§ Required action
Report how many lines in the records below hold "this", with no other output.
━━━━
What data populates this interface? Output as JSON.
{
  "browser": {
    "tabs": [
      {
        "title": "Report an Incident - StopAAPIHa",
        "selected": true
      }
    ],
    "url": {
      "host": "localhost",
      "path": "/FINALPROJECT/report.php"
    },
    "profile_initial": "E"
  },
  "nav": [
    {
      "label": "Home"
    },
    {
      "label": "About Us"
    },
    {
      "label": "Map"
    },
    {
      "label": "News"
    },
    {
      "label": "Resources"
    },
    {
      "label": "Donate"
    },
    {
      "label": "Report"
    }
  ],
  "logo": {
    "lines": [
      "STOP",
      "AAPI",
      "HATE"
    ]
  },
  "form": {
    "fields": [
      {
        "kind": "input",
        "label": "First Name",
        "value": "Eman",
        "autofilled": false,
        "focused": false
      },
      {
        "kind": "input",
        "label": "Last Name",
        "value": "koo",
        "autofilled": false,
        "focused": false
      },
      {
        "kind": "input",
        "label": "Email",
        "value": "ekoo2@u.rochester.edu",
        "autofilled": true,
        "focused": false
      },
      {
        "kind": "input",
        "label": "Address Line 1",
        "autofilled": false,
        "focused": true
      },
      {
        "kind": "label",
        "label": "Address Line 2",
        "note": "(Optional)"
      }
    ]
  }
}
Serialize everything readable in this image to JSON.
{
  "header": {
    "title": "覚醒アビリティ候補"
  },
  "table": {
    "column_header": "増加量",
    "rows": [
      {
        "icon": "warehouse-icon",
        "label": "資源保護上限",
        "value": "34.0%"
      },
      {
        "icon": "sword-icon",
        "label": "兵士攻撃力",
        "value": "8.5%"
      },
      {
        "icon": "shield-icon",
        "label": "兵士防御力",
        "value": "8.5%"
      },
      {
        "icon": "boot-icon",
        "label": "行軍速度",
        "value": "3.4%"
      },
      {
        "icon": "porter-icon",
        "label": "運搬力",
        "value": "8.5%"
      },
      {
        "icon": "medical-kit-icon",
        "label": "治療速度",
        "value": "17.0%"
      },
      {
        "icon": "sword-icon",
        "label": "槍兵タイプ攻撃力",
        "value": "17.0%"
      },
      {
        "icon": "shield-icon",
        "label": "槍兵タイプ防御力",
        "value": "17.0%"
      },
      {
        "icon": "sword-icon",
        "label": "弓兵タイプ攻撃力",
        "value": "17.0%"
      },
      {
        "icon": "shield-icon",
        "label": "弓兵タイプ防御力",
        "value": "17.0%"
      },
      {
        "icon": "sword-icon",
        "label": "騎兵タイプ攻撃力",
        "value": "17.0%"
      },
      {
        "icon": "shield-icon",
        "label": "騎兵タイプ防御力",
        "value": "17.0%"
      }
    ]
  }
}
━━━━
§ Solution
2